Listen to 'This
Is My Ampbuzz' in its entirety. The adjectives that spring to
mind, such as "cosmic", "astral" and "otherworldly", as the first
track unfolds with a crunching explosion like that of a lifting
rocket will not be the same ones that remain at the end of the
experience. Rather than dwelling in the cold confines of space,
the debut release from Kinski guitarist Chris Martin is more
closely related to the first minutes after astronauts return to
Earth, their capsule smashing into the briny ocean and then
peacefully bobbing like lazy flotsam until rescued.
superficial level, Martin promotes a connection between water and
his music through most of the titles of the songs: 'Bubbles,'
'Underwater Bomb', 'Welcome to the Ocean Floor' and 'Diving
Instructions'. However, the association goes beyond track names.
His palette of guitar loops, disgorged waves of sonic refuse and
fractured ambient drones gel together into something warm and
serous, like an aural amniotic fluid or Nyquil.
for Clouds' is Martin's most playful track. It too opens with
short blasts of rocket exhaust, but the smoke and flares quickly
disperse before a cartoonish bouncing rhythm and far-off watery
chimes - imagine being caught inside a lava lamp with cherry-red
globules burping you to a state of relaxed buoyancy. 'Soft
Currency' then dispenses with the frivolity, opting instead for a
more angular sound. Looped slicing - like that of scraping guitar
strings or the cry of a marine mammal cut short - remains at the
forefront of the song. A somnolent cascade of plucked guitar notes
shimmer and bead behind this jutting screech until the whole
degenerates into a soupy mess, reminiscent an old cassette being
garbled in a tape deck.
'Welcome to the Ocean Floor' is
the only song in which the darkness of the sea pours in. Low tones
shift and moan through the expanse of the ocean like ghostly whale
calls rippling over the remnants of submerged civilizations. But
even at these depths, a calm and comfort prevail. There is no
hidden, alien evil or frozen isolation at the bottom of Ampbuzz's

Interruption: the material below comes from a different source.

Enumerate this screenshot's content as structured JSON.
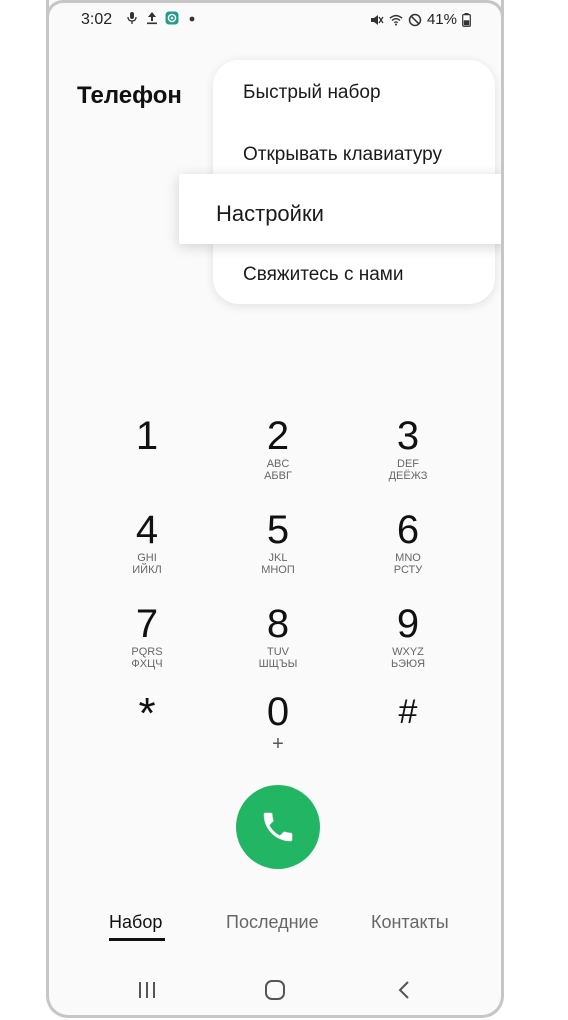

ocean - only nature thriving and dying. So what words describe
'This Is My Ampbuzz'? Humid and mysterious. Leviathan.
18 Sep 2002
have some feedback?